Private ownership was a foreign concept to the Maasais until the 1980s when the the government forced on them a program of commercializing land. Since then, the authorities subdivided their land into ranches and plots and sold to private developers. Sure, this system has polarized the tribe but many have become extremely wealthy at the expense of others due to the sale of their plots to commercial developers.
Economy with outsiders
Maasais sell or exchange their livestock products outside the Maasai community for beads, clothing, grains, uniform and school fees. With the Group Ranch project of the 1980s it is now common to see Maasai men and women in major cities and towns of Kenya selling cell phones, charcoal and grain among other items. Maasais have now become much more entrenched in modern market economy.
The nomadic lifestyle of Maasais is beginning to change because the governments of Tanzania and Kenya have made new wildlife parks and reserves where they used to live. So, the land where they live shrinks. And the government prohibits them from accessing resources or grazing their livestock in the reserves and parks. Demand for grazing and pasturing rights to several of the National Reserves in both Tanzania and Kenya have been declined. There are also projects to encourage Maasais to integrate into modern civilization and abandon their traditional lifestyle. Hence, their nomadic lifestyle is gradually giving way to urban ways. For example, more start to build permanent homes. They have grown dependent on other food products such as cabbage, potatoes, rice, maize meal, etc. The use of cattle blood in daily diet is waning because of the reduction of livestock numbers.

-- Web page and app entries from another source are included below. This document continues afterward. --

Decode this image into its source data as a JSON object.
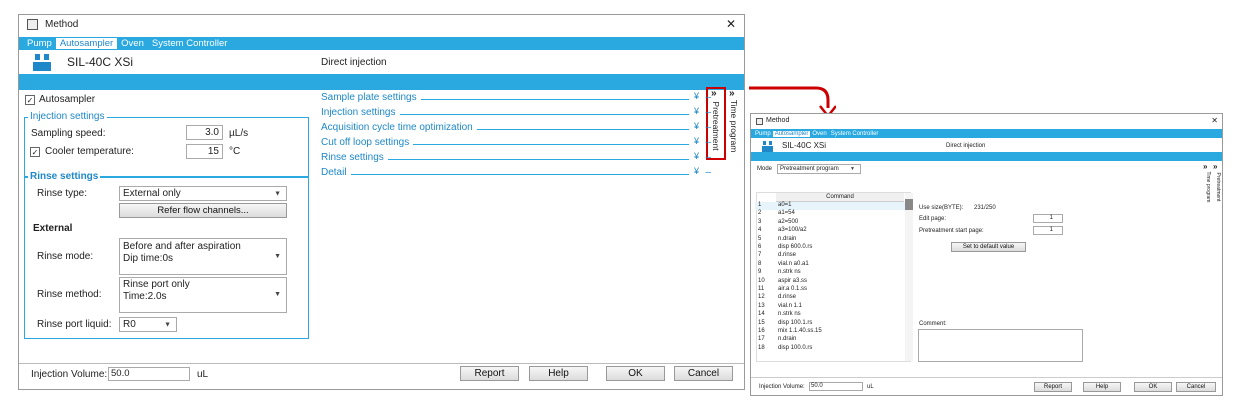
{
  "main": {
    "title": "Method",
    "close": "✕",
    "tabs": [
      "Pump",
      "Autosampler",
      "Oven",
      "System Controller"
    ],
    "model": "SIL-40C XSi",
    "mode_label": "Direct injection",
    "autosampler_check": "Autosampler",
    "injection_settings": {
      "title": "Injection settings",
      "sampling_speed_label": "Sampling speed:",
      "sampling_speed_value": "3.0",
      "sampling_speed_unit": "µL/s",
      "cooler_label": "Cooler temperature:",
      "cooler_value": "15",
      "cooler_unit": "°C"
    },
    "rinse_settings": {
      "title": "Rinse settings",
      "rinse_type_label": "Rinse type:",
      "rinse_type_value": "External only",
      "refer_button": "Refer flow channels...",
      "external_heading": "External",
      "rinse_mode_label": "Rinse mode:",
      "rinse_mode_line1": "Before and after aspiration",
      "rinse_mode_line2": "Dip time:0s",
      "rinse_method_label": "Rinse method:",
      "rinse_method_line1": "Rinse port only",
      "rinse_method_line2": "Time:2.0s",
      "rinse_port_label": "Rinse port liquid:",
      "rinse_port_value": "R0"
    },
    "sections": [
      "Sample plate settings",
      "Injection settings",
      "Acquisition cycle time optimization",
      "Cut off loop settings",
      "Rinse settings",
      "Detail"
    ],
    "side_tabs": {
      "pretreatment": "Pretreatment",
      "time_program": "Time program"
    },
    "footer": {
      "injection_volume_label": "Injection Volume:",
      "injection_volume_value": "50.0",
      "injection_volume_unit": "uL",
      "report": "Report",
      "help": "Help",
      "ok": "OK",
      "cancel": "Cancel"
    }
  },
  "second": {
    "title": "Method",
    "close": "✕",
    "tabs": [
      "Pump",
      "Autosampler",
      "Oven",
      "System Controller"
    ],
    "model": "SIL-40C XSi",
    "mode_label_top": "Direct injection",
    "mode_label": "Mode",
    "mode_value": "Pretreatment program",
    "command_header": "Command",
    "commands": [
      {
        "n": "1",
        "c": "a0=1"
      },
      {
        "n": "2",
        "c": "a1=54"
      },
      {
        "n": "3",
        "c": "a2=500"
      },
      {
        "n": "4",
        "c": "a3=100/a2"
      },
      {
        "n": "5",
        "c": "n.drain"
      },
      {
        "n": "6",
        "c": "disp 600.0.rs"
      },
      {
        "n": "7",
        "c": "d.rinse"
      },
      {
        "n": "8",
        "c": "vial.n a0.a1"
      },
      {
        "n": "9",
        "c": "n.strk ns"
      },
      {
        "n": "10",
        "c": "aspir a3.ss"
      },
      {
        "n": "11",
        "c": "air.a 0.1.ss"
      },
      {
        "n": "12",
        "c": "d.rinse"
      },
      {
        "n": "13",
        "c": "vial.n 1.1"
      },
      {
        "n": "14",
        "c": "n.strk ns"
      },
      {
        "n": "15",
        "c": "disp 100.1.rs"
      },
      {
        "n": "16",
        "c": "mix 1.1.40.ss.15"
      },
      {
        "n": "17",
        "c": "n.drain"
      },
      {
        "n": "18",
        "c": "disp 100.0.rs"
      }
    ],
    "use_size_label": "Use size(BYTE):",
    "use_size_value": "231/250",
    "edit_page_label": "Edit page:",
    "edit_page_value": "1",
    "start_page_label": "Pretreatment start page:",
    "start_page_value": "1",
    "default_button": "Set to default value",
    "comment_label": "Comment:",
    "side_tabs": {
      "time_program": "Time program",
      "pretreatment": "Pretreatment"
    },
    "footer": {
      "injection_volume_label": "Injection Volume:",
      "injection_volume_value": "50.0",
      "injection_volume_unit": "uL",
      "report": "Report",
      "help": "Help",
      "ok": "OK",
      "cancel": "Cancel"
    }
  },
  "colors": {
    "accent": "#29a9e0",
    "highlight_box": "#cc0000"
  }
}
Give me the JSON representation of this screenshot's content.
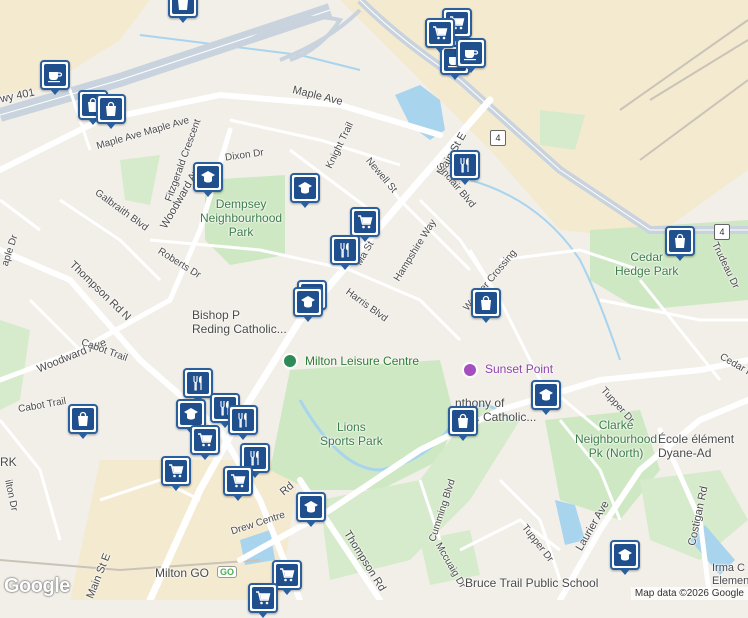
{
  "map": {
    "attribution": "Map data ©2026 Google",
    "logo": "Google",
    "colors": {
      "park": "#cfe8c4",
      "water": "#a8d4ee",
      "road": "#ffffff",
      "highway": "#c9d3de",
      "land": "#f2efe9",
      "pin": "#1f4f8c"
    }
  },
  "roads": [
    {
      "id": "maple-ave-1",
      "text": "Maple Ave"
    },
    {
      "id": "maple-ave-2",
      "text": "Maple Ave Maple Ave"
    },
    {
      "id": "hwy-401",
      "text": "wy 401"
    },
    {
      "id": "main-st-e",
      "text": "Main St E"
    },
    {
      "id": "sinclair-blvd",
      "text": "Sinclair Blvd"
    },
    {
      "id": "hampshire-way",
      "text": "Hampshire Way"
    },
    {
      "id": "harris-blvd",
      "text": "Harris Blvd"
    },
    {
      "id": "woodward-ave-1",
      "text": "Woodward Ave"
    },
    {
      "id": "woodward-ave-2",
      "text": "Woodward Ave"
    },
    {
      "id": "fitzgerald",
      "text": "Fitzgerald Crescent"
    },
    {
      "id": "dixon-dr",
      "text": "Dixon Dr"
    },
    {
      "id": "knight-trail",
      "text": "Knight Trail"
    },
    {
      "id": "newell-st",
      "text": "Newell St"
    },
    {
      "id": "galbraith",
      "text": "Galbraith Blvd"
    },
    {
      "id": "roberts-dr",
      "text": "Roberts Dr"
    },
    {
      "id": "thompson-rd-n",
      "text": "Thompson Rd N"
    },
    {
      "id": "cabot-trail-1",
      "text": "Cabot Trail"
    },
    {
      "id": "cabot-trail-2",
      "text": "Cabot Trail"
    },
    {
      "id": "weaver-crossing",
      "text": "Weaver Crossing"
    },
    {
      "id": "tupper-dr-1",
      "text": "Tupper Dr"
    },
    {
      "id": "tupper-dr-2",
      "text": "Tupper Dr"
    },
    {
      "id": "cumming-blvd",
      "text": "Cumming Blvd"
    },
    {
      "id": "mccuaig-dr",
      "text": "Mccuaig Dr"
    },
    {
      "id": "laurier-ave",
      "text": "Laurier Ave"
    },
    {
      "id": "costigan-rd",
      "text": "Costigan Rd"
    },
    {
      "id": "trudeau-dr",
      "text": "Trudeau Dr"
    },
    {
      "id": "drew-centre",
      "text": "Drew Centre"
    },
    {
      "id": "thompson-rd-s",
      "text": "Thompson Rd"
    },
    {
      "id": "main-st-e-2",
      "text": "Main St E"
    },
    {
      "id": "ma-st",
      "text": "Ma St"
    },
    {
      "id": "maple-dr",
      "text": "aple Dr"
    },
    {
      "id": "milton-dr",
      "text": "ilton Dr"
    },
    {
      "id": "rd-stub",
      "text": "Rd"
    },
    {
      "id": "cedar-stub",
      "text": "Cedar H"
    },
    {
      "id": "hwy-4a",
      "text": "4"
    },
    {
      "id": "hwy-4b",
      "text": "4"
    }
  ],
  "places": [
    {
      "id": "dempsey-park",
      "text": "Dempsey\nNeighbourhood\nPark"
    },
    {
      "id": "lions-park",
      "text": "Lions\nSports Park"
    },
    {
      "id": "cedar-hedge",
      "text": "Cedar\nHedge Park"
    },
    {
      "id": "clarke-park",
      "text": "Clarke\nNeighbourhood\nPk (North)"
    },
    {
      "id": "bishop-reding",
      "text": "Bishop P\nReding Catholic..."
    },
    {
      "id": "anthony-catholic",
      "text": "nthony of\nPa... Catholic..."
    },
    {
      "id": "ecole",
      "text": "École élément\nDyane-Ad"
    },
    {
      "id": "bruce-trail",
      "text": "Bruce Trail Public School"
    },
    {
      "id": "irma",
      "text": "Irma C\nElemen"
    },
    {
      "id": "milton-go",
      "text": "Milton GO"
    },
    {
      "id": "park-k",
      "text": "RK"
    }
  ],
  "poi": [
    {
      "id": "milton-leisure",
      "text": "Milton Leisure Centre"
    },
    {
      "id": "sunset-point",
      "text": "Sunset Point"
    }
  ]
}
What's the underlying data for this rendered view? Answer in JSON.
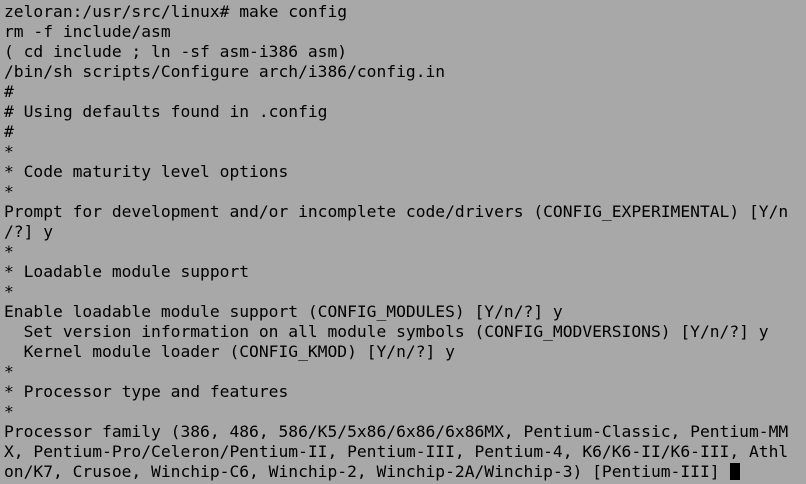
{
  "terminal": {
    "background": "#a8a8a8",
    "foreground": "#000000",
    "lines": [
      "zeloran:/usr/src/linux# make config",
      "rm -f include/asm",
      "( cd include ; ln -sf asm-i386 asm)",
      "/bin/sh scripts/Configure arch/i386/config.in",
      "#",
      "# Using defaults found in .config",
      "#",
      "*",
      "* Code maturity level options",
      "*",
      "Prompt for development and/or incomplete code/drivers (CONFIG_EXPERIMENTAL) [Y/n",
      "/?] y",
      "*",
      "* Loadable module support",
      "*",
      "Enable loadable module support (CONFIG_MODULES) [Y/n/?] y",
      "  Set version information on all module symbols (CONFIG_MODVERSIONS) [Y/n/?] y",
      "  Kernel module loader (CONFIG_KMOD) [Y/n/?] y",
      "*",
      "* Processor type and features",
      "*",
      "Processor family (386, 486, 586/K5/5x86/6x86/6x86MX, Pentium-Classic, Pentium-MM",
      "X, Pentium-Pro/Celeron/Pentium-II, Pentium-III, Pentium-4, K6/K6-II/K6-III, Athl"
    ],
    "prompt_line": "on/K7, Crusoe, Winchip-C6, Winchip-2, Winchip-2A/Winchip-3) [Pentium-III] ",
    "cursor_icon": "block-cursor-icon"
  }
}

Traditional Maasais frown upon crop cultivation. They believe that it is a sin against nature because cultivated land is no longer suitable for cattle grazing. But Maasais who live near crop farmers find that their plot sizes are not large enough anymore to accommodate livestock. Thus, they are forced to engage in cultivation as their secondary mode of subsistence.
Over the years, the government has introduced projects and programs to help Maasai tribal leaders preserve their traditions while balancing the education needs of their children and prepare them for the modern world. With the arrival of formal schooling, herding of livestock has become the parents’ responsibility.
Many Maasais have moved from their homeland to responsible positions in the society. Because of the erosion of Maasai lifestyle brought on by Western civilization, it is not uncommon to see many Maasais live in stationary shelters in the cities, work in farming, business, and even in the public sectors. Many work in the tourism sectors where they exhibit their culture to visiting tourists. Some are well educated and speak Swahili and even English.
Dynamics of Maasai culture erosion
Maasais, who once had a long tradition of pride, are now facing many political and socio-economic challenges. Many of them live in inconceivable poverty and rely on relief food. Customs, activities, rituals and cattle raiding have been outlawed. Maasai leadership is losing its power because of imposed foreign concepts of development by the western front. Government policies have made Maasai way of life increasingly difficult. At this point, the sustainability of their way of living is uncertain.
Although Maasai culture is transforming, its beliefs and values remain strong. Maasais who lead urbanized lifestyle happily head homewards in designer clothes, only to emerge from the Maasailand wearing their shuka and cowhide sandals. And despite education, civilization and western influences, some stubbornly cling to nomadic pastoralism and continue to honor their culture, traditions and history.